Rostratula benghalensis (Greater painted-snipe,
Goudsnip [Afrikaans]; Goudsnip [Dutch]; Rhynchée
peinte [French]; Goldschnepfe [German]; Narceja-pintada [Portuguese]
(animals) > Bilateria > Deuterostomia >
Chordata > Craniata > Vertebrata (vertebrates) > Gnathostomata (jawed
vertebrates) > Teleostomi (teleost fish) > Osteichthyes (bony fish) > Class:
Sarcopterygii (lobe-finned fish) > Stegocephalia (terrestrial vertebrates) >
Tetrapoda (four-legged vertebrates) > Reptiliomorpha > Amniota >
(reptiles) > Romeriida > Diapsida > Archosauromorpha > Archosauria >
Dinosauria (dinosaurs) > Saurischia > Theropoda (bipedal predatory
dinosaurs) > Coelurosauria > Maniraptora > Aves (birds) >
> Family: Rostratulidae
Distribution and habitat
Occupies much the Old World, from Australia through Japan
and southern Asia to much of sub-Saharan Africa, largely excluding the lowland
forest of the DRC and West Africa. In southern Africa it is rare to locally
fairly common in Zimbabwe, northern and eastern Botswana, northern Namibia and
isolated patches of Mozambique and South Africa. It generally prefers dams, pans
and marshy river flood plains, or any waterside habitat with mud and vegetation.
Distribution of Greater painted-snipe in southern
Africa, based on statistical smoothing of the records from first SA Bird
Atlas Project (©
Animal Demography unit, University of
Cape Town; smoothing by Birgit Erni and Francesca Little). Colours range
from dark blue (most common) through to yellow (least common).
See here for the latest distribution
from the SABAP2.
Movements and migrations
Little known, although it is generally most
abundant in southern Africa in summer, from December-March, while it
is most common in the Sahel in the period from July-August. This
suggests that it migrates north to avoid the dry season.
It mainly eats worms, grasshoppers and crickets (Orthoptera),
crustaceans, snails and seeds, doing most of its foraging by probing the mud in
search of food.
- Serially polyandrous, as each female mates with 2-4 males per breeding
season, although only one male at any one time helps with incubation and the
care of the chicks.
- The nest is a slight depression in vegetation, concealed by overhanging
sedges or grasses; it rarely uses a scrape in open mud flats instead.
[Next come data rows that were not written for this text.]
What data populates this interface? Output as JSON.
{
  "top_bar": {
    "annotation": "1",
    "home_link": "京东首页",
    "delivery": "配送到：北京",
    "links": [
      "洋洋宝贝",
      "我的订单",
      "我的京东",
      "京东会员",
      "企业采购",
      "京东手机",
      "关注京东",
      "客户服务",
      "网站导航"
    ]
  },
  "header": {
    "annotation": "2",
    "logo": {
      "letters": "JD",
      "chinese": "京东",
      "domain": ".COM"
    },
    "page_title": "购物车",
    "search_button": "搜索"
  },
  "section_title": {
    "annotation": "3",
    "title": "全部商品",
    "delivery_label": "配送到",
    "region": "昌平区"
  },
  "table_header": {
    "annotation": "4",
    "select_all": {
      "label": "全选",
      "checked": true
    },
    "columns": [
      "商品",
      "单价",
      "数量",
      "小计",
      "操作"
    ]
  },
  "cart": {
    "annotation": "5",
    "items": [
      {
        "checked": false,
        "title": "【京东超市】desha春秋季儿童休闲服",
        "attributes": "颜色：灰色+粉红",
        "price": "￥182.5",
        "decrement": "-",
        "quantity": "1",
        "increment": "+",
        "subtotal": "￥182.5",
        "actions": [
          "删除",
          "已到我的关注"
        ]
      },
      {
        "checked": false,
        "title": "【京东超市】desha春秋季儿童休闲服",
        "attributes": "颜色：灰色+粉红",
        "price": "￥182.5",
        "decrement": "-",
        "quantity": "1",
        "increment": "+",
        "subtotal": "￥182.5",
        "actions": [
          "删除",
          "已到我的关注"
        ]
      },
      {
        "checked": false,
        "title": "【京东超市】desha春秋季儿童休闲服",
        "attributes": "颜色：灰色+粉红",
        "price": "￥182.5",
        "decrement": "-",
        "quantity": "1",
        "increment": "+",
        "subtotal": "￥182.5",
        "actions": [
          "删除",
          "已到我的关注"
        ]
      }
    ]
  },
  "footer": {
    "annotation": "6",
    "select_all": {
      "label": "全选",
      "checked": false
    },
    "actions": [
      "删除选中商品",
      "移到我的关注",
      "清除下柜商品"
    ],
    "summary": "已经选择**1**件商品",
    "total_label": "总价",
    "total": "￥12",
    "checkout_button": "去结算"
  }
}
- Egg-laying season is from about July-April, peaking from
- It lays 2-5 eggs, which are incubated solely by the male for about 15-19
days, although the female occasionally helps out.
- The chicks leave the nest about 12 hours after they hatch, sticking
close to the male, who provides them with food for at least the first 10
days (at which point they start to forage for themselves). The male may also
perform distraction displays if a predator approaches. They fledge at about
30-35 days old, remaining with the male for another 1-2 months.
Probably not threatened, although its Western Cape
population has greatly decreased in size since 1980, and is now thought to
consist of less than 200 individuals. This is thought to have been caused by
development around Cape Town and invasion of flood plains by Bulrushes (Typha
capensis), which is a consequence of dampened seasonal flooding due to
regulated stream flow.
Hockey PAR, Dean WRJ and Ryan PG 2005. Roberts - Birds of
southern Africa, VIIth ed. The Trustees of the John Voelcker Bird Book
Fund, Cape Town.